He glanced over to me, eyebrows arched, so I stated that there was only one burning question for me. As I am a great believer that the world beyond informs the world within, what were the panel of experts reading at the moment? They all looked a bit startled as if groping for an invisible autocue. I didn’t wait for the moderator. I simply pointed to the guy on the end and asked him the question directly. To his credit, he overcame the shock of being first in line by responding he had Dr Seuss for company as he read it to his kids at night. It went rapidly downhill from there. The second guy revealed he had the Rothman’s Rugby Yearbook, the third the bible (I thought that kind of thing was confined to hotels in the US Mid West!), the fourth some Grishamesque airport schlock, number five was devouring a weighty tome about the Bolshevik Revolution (and one look at him told me they were well suited), six and seven I now forget but some salvation appeared at the end of the line in the choice of Kurt Vonnegut. Ah, at last, evidence of a fertile and imaginative mind.
At the reception afterwards, numerous guests approached me to say that my question was by some distance the most revealing of the afternoon. Business is business but an excessive focus upon it squeezes the juice from the human dimension. Relationships and the way we engage with one another are vital and one should never underestimate the pleasure of sharing. In that spirit, I unreservedly recommend the following six books, albeit none are presently on my bedside table:
“You’re An Animal, Viskowitz!” by Alessandro Boffa. A wonderfully witty and clever book. Just sublime.
What Money Can’t Buy – The Moral Limits of Markets by Michael Sandel. A brilliant but highly accessible exposition from one of the greatest modern philosophers.
Shit My Dad Says by Justin Halperin. Bedwettingly funny. Say no more.
A Whole New Mind by Daniel Pink. A fascinating study of the right and left side of the brain and how the coming age will reward creative rather than process led thinking.
Duveen by SN Behrman. Arguably the greatest art dealer of all time, Duveen had every US magnate in his pocket in the pre WW1 era and beyond. Behrman was a fine journalist so his book is pithy, informed and wonderfully gossipy.

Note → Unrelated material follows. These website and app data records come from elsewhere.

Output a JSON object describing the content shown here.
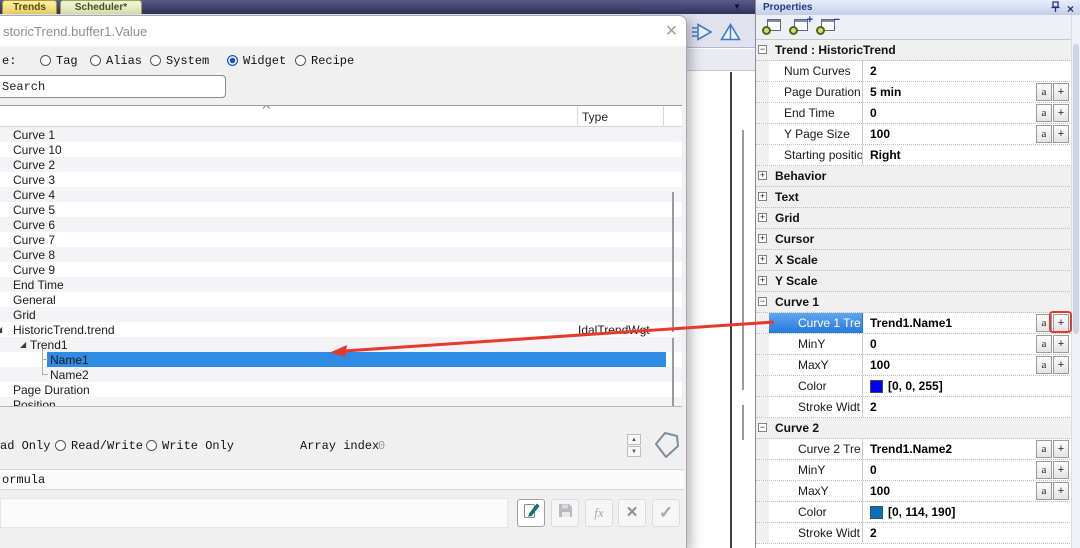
{
  "tab_bar": {
    "tabs": [
      {
        "label": "Trends"
      },
      {
        "label": "Scheduler*"
      }
    ],
    "overflow_glyph": "▼"
  },
  "workspace": {
    "icons": [
      {
        "name": "run"
      },
      {
        "name": "simulate"
      }
    ]
  },
  "properties_panel": {
    "title": "Properties",
    "close_glyph": "×",
    "btn_a": "a",
    "btn_plus": "+",
    "rows": [
      {
        "kind": "group",
        "exp": "−",
        "label": "Trend : HistoricTrend"
      },
      {
        "kind": "prop",
        "label": "Num Curves",
        "value": "2"
      },
      {
        "kind": "prop",
        "label": "Page Duration",
        "value": "5 min"
      },
      {
        "kind": "prop",
        "label": "End Time",
        "value": "0"
      },
      {
        "kind": "prop",
        "label": "Y Page Size",
        "value": "100"
      },
      {
        "kind": "prop",
        "label": "Starting positio",
        "value": "Right"
      },
      {
        "kind": "cat",
        "exp": "+",
        "label": "Behavior"
      },
      {
        "kind": "cat",
        "exp": "+",
        "label": "Text"
      },
      {
        "kind": "cat",
        "exp": "+",
        "label": "Grid"
      },
      {
        "kind": "cat",
        "exp": "+",
        "label": "Cursor"
      },
      {
        "kind": "cat",
        "exp": "+",
        "label": "X Scale"
      },
      {
        "kind": "cat",
        "exp": "+",
        "label": "Y Scale"
      },
      {
        "kind": "cat",
        "exp": "−",
        "label": "Curve 1"
      },
      {
        "kind": "prop",
        "label": "Curve 1 Tre",
        "value": "Trend1.Name1",
        "selected": true
      },
      {
        "kind": "prop",
        "label": "MinY",
        "value": "0"
      },
      {
        "kind": "prop",
        "label": "MaxY",
        "value": "100"
      },
      {
        "kind": "prop",
        "label": "Color",
        "value": "[0, 0, 255]",
        "swatch": "#0000ff"
      },
      {
        "kind": "prop",
        "label": "Stroke Widt",
        "value": "2"
      },
      {
        "kind": "cat",
        "exp": "−",
        "label": "Curve 2"
      },
      {
        "kind": "prop",
        "label": "Curve 2 Tre",
        "value": "Trend1.Name2"
      },
      {
        "kind": "prop",
        "label": "MinY",
        "value": "0"
      },
      {
        "kind": "prop",
        "label": "MaxY",
        "value": "100"
      },
      {
        "kind": "prop",
        "label": "Color",
        "value": "[0, 114, 190]",
        "swatch": "#0072be"
      },
      {
        "kind": "prop",
        "label": "Stroke Widt",
        "value": "2"
      }
    ]
  },
  "dialog": {
    "title": "storicTrend.buffer1.Value",
    "close_glyph": "×",
    "source_label": "e:",
    "source_options": [
      {
        "label": "Tag"
      },
      {
        "label": "Alias"
      },
      {
        "label": "System"
      },
      {
        "label": "Widget",
        "selected": true
      },
      {
        "label": "Recipe"
      }
    ],
    "search": {
      "value": "Search"
    },
    "list": {
      "sort_indicator": "^",
      "type_header": "Type",
      "expander_glyph": "◢",
      "selection_color": "#2f8ce4",
      "items": [
        {
          "label": "Curve 1"
        },
        {
          "label": "Curve 10"
        },
        {
          "label": "Curve 2"
        },
        {
          "label": "Curve 3"
        },
        {
          "label": "Curve 4"
        },
        {
          "label": "Curve 5"
        },
        {
          "label": "Curve 6"
        },
        {
          "label": "Curve 7"
        },
        {
          "label": "Curve 8"
        },
        {
          "label": "Curve 9"
        },
        {
          "label": "End Time"
        },
        {
          "label": "General"
        },
        {
          "label": "Grid"
        },
        {
          "label": "HistoricTrend.trend",
          "type": "IdalTrendWgt"
        },
        {
          "label": "Trend1"
        },
        {
          "label": "Name1",
          "selected": true
        },
        {
          "label": "Name2"
        },
        {
          "label": "Page Duration"
        },
        {
          "label": "Position"
        }
      ]
    },
    "access_options": [
      {
        "label": "ad Only"
      },
      {
        "label": "Read/Write"
      },
      {
        "label": "Write Only"
      }
    ],
    "array_index": {
      "label": "Array index",
      "value": "0"
    },
    "formula_label": "ormula",
    "actions": {
      "fx_glyph": "fx",
      "delete_glyph": "×",
      "apply_glyph": "✓"
    }
  },
  "annotations": {
    "arrow_color": "#e6392b"
  }
}
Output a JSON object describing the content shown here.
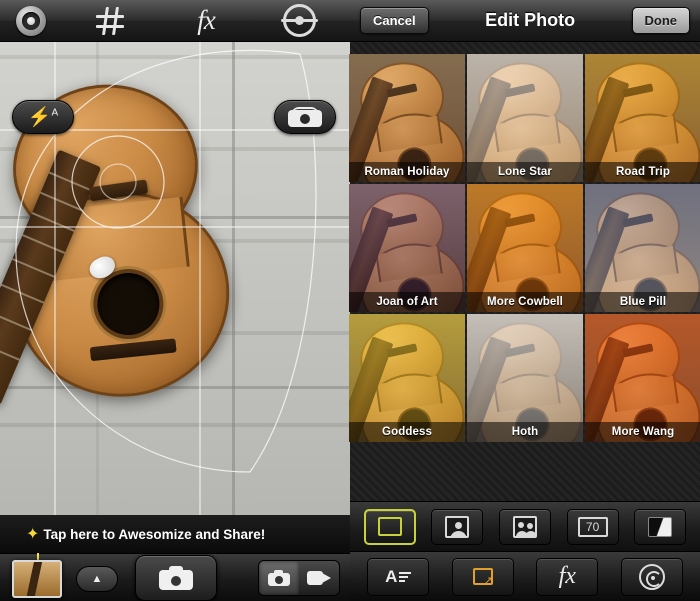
{
  "camera": {
    "toolbar": {
      "gear_icon": "gear-icon",
      "grid_icon": "grid-icon",
      "fx_label": "fx",
      "eye_icon": "eye-icon"
    },
    "flash": {
      "label": "A",
      "icon": "flash-bolt-icon"
    },
    "flip_camera": {
      "icon": "camera-flip-icon"
    },
    "awesomize_banner": {
      "sparkle": "✦",
      "text": "Tap here to Awesomize and Share!"
    },
    "bottom": {
      "thumbnail": "last-photo-thumbnail",
      "chevron": "▲",
      "shutter": "shutter-button",
      "mode_photo": "photo-mode",
      "mode_video": "video-mode"
    }
  },
  "editor": {
    "cancel_label": "Cancel",
    "title": "Edit Photo",
    "done_label": "Done",
    "filters": [
      {
        "name": "Roman Holiday",
        "wash": "linear-gradient(180deg, rgba(255,210,150,0.18), rgba(120,60,30,0.30))"
      },
      {
        "name": "Lone Star",
        "wash": "linear-gradient(180deg, rgba(255,255,255,0.55), rgba(210,195,175,0.45))"
      },
      {
        "name": "Road Trip",
        "wash": "linear-gradient(180deg, rgba(255,190,40,0.45), rgba(190,110,20,0.35))"
      },
      {
        "name": "Joan of Art",
        "wash": "linear-gradient(180deg, rgba(150,110,160,0.45), rgba(60,30,60,0.45))"
      },
      {
        "name": "More Cowbell",
        "wash": "linear-gradient(180deg, rgba(255,150,20,0.55), rgba(200,90,10,0.40))"
      },
      {
        "name": "Blue Pill",
        "wash": "linear-gradient(180deg, rgba(120,150,220,0.40), rgba(210,220,245,0.35))"
      },
      {
        "name": "Goddess",
        "wash": "linear-gradient(180deg, rgba(255,225,60,0.50), rgba(190,150,20,0.35))"
      },
      {
        "name": "Hoth",
        "wash": "linear-gradient(180deg, rgba(235,235,235,0.70), rgba(160,160,160,0.55))"
      },
      {
        "name": "More Wang",
        "wash": "linear-gradient(180deg, rgba(255,90,20,0.50), rgba(190,60,10,0.40))"
      }
    ],
    "tools_row1": [
      {
        "name": "frame-square-tool",
        "icon": "square-frame-icon",
        "active": true
      },
      {
        "name": "portrait-one-tool",
        "icon": "portrait-icon",
        "active": false
      },
      {
        "name": "portrait-two-tool",
        "icon": "two-portraits-icon",
        "active": false
      },
      {
        "name": "seventy-tool",
        "icon": "number-box-icon",
        "label": "70",
        "active": false
      },
      {
        "name": "gradient-tool",
        "icon": "gradient-icon",
        "active": false
      }
    ],
    "tools_row2": [
      {
        "name": "text-tool",
        "icon": "text-align-icon",
        "label": "A"
      },
      {
        "name": "crop-tool",
        "icon": "crop-icon"
      },
      {
        "name": "effects-tool",
        "icon": "fx-icon",
        "label": "fx"
      },
      {
        "name": "lens-tool",
        "icon": "swirl-lens-icon"
      }
    ]
  }
}
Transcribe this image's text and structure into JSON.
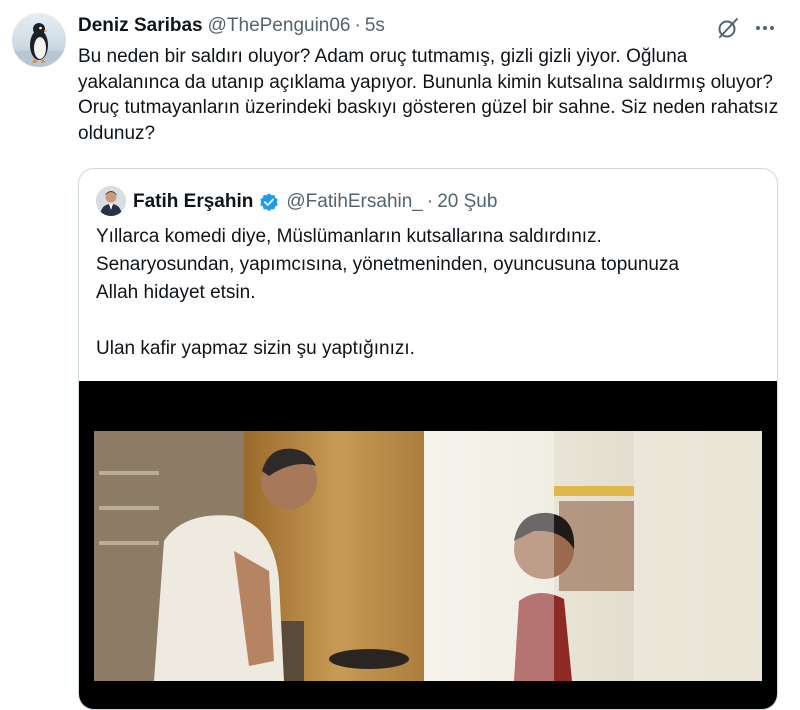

I, Claudius by Robert Graves. The pot boiler to end all pot boilers. Graves is a consummate storyteller and the sheer sweep of this magisterial novel is perhaps best appreciated by those on gardening leave or considerable time on their hands.
What books do you recommend? I shall be intrigued to hear all your observations. They may reveal more than you realise!